Division III; Writing-Intensive;
This is not the current course catalog
We study all aspects of the Sun, our nearest star. This semester leads up to the total solar eclipse of August 21, 2017, the first eclipse whose totality crosses the U.S. from coast to coast in since 1918 and the first to be entirely within the US since 1776. In addition to discussing plans for observing the eclipse and what has been learned about the solar atmosphere from eclipse research, we discuss the solar interior (including the Nobel-prize-winning solar neutrino experiment and helioseismology), the photosphere, the chromosphere, the corona, and the solar wind. We discuss the Sun as an example of stars in general. We discuss both theoretical aspects and observational techniques, including work at recent total solar eclipses. We discuss results from current spacecraft, including the Solar and Heliospheric Observatory (SOHO), the Solar Dynamics Observatory, the Sun Watcher (SWAP), and Hinode (Sunrise), and the new GOES/UVSI (Solar Ultraviolet Imager) run by an alumnus as well as additional Total Solar Irradiance measurements from ACRIMSAT and SORCE. As a special timely treat, we will discuss the role of solar observations in confirming Einstein’s General Theory of Relativity with the bending of light at the 1919 and 1922 total solar eclipses as well as gravitational redshift measurements in solar spectral lines, extending our discussion to the recent “chirp” of gravitational radiation reported in 2016 from LIGO. We also discuss our data analysis of recent transits of Mercury across the face of the Sun (most recently in May 2016) and the 2004 and 2012 transits of Venus across the face of the Sun as observed from Earth, the first such transits of Venus since 1882, as well as our work in observing transits of Venus from Jupiter with the Hubble Space Telescope and from Saturn with NASA’s Cassini spacecraft.
The Class: Type: tutorial; students will meet weekly with the professor in groups of two or three to discuss readings and make presentations, often in PowerPoint or Keynote format
Requirements/Evaluation: evaluation will be based on four 5-page papers, discussions, and presentations; students will be expected to improve their writing throughout the course, with the aid of careful editing by and comments from the professor
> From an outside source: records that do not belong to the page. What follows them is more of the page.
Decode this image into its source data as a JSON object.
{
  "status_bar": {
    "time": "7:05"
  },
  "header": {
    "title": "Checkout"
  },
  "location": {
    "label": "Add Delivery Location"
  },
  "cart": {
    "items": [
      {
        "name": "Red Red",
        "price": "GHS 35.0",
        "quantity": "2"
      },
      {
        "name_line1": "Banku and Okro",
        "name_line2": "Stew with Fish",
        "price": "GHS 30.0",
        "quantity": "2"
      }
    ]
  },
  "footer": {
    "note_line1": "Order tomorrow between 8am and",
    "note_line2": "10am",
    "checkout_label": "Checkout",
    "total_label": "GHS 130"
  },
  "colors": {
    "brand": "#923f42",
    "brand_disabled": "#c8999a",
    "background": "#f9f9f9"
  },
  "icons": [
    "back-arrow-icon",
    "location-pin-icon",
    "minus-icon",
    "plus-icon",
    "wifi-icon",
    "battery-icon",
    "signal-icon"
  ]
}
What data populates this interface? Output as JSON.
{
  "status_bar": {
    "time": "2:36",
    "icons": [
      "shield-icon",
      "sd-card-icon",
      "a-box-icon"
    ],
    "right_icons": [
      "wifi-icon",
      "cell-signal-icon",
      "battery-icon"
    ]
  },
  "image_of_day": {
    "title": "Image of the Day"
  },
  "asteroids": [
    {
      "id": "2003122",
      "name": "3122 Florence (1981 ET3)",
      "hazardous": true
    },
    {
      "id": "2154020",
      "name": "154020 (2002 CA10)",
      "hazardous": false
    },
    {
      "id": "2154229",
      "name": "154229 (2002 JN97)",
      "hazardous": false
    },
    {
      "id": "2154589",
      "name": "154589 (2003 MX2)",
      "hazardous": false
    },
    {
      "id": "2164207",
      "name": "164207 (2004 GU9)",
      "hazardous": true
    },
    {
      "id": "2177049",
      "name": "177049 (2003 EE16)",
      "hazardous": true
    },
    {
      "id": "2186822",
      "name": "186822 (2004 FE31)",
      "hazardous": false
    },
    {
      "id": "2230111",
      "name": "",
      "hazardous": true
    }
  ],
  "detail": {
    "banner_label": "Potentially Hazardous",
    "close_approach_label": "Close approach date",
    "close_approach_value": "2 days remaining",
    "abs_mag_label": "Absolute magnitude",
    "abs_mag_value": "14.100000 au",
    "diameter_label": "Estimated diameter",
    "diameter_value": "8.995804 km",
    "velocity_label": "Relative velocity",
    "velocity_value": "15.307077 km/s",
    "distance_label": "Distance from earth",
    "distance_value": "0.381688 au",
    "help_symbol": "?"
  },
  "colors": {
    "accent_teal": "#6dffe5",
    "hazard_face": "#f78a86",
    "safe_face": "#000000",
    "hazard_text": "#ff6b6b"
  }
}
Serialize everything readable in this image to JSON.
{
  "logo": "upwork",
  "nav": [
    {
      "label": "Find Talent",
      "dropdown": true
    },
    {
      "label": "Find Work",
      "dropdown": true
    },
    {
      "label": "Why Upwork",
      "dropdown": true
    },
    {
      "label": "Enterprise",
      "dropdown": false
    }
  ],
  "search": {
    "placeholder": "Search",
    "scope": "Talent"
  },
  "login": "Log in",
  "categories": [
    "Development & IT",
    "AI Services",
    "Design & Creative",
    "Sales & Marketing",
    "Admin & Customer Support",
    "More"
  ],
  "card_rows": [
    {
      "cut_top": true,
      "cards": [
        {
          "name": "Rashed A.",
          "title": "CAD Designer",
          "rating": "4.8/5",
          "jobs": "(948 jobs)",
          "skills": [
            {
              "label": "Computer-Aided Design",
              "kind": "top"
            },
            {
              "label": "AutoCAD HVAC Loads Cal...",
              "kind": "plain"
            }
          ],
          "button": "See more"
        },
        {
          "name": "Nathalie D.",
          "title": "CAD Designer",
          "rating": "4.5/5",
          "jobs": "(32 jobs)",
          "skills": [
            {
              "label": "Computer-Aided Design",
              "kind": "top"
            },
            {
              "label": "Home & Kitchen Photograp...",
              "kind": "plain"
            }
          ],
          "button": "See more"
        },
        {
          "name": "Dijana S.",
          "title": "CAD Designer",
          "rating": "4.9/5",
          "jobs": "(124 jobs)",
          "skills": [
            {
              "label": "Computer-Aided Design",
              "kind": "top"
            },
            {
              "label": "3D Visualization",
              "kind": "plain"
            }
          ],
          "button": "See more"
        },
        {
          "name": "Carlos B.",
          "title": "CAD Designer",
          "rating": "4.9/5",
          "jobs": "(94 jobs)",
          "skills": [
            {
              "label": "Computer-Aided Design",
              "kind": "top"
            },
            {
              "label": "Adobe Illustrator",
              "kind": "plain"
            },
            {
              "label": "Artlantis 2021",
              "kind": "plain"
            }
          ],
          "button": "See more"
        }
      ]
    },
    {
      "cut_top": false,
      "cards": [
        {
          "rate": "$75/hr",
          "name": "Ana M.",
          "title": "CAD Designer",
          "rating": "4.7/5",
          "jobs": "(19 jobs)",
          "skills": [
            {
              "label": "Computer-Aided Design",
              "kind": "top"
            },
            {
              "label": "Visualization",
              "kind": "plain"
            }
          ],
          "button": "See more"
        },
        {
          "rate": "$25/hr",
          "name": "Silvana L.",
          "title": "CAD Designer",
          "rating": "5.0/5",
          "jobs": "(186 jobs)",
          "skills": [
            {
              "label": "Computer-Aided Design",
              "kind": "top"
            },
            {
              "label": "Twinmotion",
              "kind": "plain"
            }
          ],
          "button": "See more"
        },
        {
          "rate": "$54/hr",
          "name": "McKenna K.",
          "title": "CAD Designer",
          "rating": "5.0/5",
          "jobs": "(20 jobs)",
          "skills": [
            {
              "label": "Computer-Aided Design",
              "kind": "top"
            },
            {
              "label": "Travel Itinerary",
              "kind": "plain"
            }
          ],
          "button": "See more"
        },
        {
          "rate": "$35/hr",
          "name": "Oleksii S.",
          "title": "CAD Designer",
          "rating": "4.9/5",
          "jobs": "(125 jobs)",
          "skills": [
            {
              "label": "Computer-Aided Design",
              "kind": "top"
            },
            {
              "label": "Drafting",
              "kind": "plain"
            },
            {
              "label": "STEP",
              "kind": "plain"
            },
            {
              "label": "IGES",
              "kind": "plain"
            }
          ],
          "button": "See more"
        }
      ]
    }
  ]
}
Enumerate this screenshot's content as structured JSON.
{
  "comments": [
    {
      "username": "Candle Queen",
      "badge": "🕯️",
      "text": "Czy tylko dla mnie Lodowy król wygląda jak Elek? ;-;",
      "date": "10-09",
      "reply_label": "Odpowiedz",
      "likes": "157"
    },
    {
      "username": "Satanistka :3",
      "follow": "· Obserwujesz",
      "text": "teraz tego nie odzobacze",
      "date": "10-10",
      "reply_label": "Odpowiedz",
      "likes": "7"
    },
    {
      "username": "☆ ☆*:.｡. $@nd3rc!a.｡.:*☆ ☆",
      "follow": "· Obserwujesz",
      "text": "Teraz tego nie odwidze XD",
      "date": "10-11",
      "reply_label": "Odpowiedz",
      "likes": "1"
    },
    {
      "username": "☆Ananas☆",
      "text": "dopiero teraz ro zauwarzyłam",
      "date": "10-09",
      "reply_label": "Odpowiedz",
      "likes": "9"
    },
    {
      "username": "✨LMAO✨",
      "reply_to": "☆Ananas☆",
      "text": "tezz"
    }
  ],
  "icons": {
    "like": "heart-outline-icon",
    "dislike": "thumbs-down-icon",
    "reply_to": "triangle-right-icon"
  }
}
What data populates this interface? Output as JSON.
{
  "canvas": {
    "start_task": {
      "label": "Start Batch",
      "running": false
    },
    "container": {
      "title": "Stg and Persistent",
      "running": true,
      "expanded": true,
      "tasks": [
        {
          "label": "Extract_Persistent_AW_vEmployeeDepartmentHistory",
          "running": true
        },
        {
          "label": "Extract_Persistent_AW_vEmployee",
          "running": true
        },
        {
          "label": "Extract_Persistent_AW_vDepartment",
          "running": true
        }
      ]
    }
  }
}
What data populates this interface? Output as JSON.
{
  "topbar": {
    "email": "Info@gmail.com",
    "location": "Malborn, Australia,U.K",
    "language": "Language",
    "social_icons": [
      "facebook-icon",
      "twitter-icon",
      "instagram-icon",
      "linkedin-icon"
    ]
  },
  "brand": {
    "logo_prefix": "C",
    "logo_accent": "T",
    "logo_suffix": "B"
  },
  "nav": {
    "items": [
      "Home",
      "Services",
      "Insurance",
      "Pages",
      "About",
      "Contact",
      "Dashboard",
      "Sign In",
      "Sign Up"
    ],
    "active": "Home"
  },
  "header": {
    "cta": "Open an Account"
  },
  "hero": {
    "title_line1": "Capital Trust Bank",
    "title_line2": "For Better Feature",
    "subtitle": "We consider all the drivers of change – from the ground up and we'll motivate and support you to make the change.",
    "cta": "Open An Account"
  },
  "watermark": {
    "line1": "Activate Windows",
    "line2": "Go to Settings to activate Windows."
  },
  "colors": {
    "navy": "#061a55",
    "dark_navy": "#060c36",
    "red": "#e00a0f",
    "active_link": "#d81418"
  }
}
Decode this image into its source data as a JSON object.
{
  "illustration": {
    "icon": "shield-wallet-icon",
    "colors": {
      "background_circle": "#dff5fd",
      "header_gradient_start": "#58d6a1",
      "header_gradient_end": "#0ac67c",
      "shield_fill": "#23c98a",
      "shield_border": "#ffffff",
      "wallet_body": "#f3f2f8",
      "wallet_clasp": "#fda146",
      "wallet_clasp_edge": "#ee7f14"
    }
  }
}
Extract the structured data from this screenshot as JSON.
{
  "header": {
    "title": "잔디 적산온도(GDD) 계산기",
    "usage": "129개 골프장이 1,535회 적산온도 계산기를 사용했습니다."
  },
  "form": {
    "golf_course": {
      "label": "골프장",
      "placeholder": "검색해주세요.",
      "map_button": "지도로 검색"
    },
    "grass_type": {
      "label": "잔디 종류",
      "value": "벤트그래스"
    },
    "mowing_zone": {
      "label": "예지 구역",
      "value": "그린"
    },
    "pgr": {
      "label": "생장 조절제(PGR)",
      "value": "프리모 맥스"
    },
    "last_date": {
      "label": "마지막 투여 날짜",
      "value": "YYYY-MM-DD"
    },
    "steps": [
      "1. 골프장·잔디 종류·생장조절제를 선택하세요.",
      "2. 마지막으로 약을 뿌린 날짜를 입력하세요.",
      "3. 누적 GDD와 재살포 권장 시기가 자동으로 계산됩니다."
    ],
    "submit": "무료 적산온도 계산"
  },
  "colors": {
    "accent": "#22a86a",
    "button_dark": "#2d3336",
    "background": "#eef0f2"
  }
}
Extra Info: may not be taken on a pass/fail basis; not available for the fifth course option
Prerequisites: Astronomy 111 or a 200-level Physics course
Distributions: Division III; Writing-Intensive;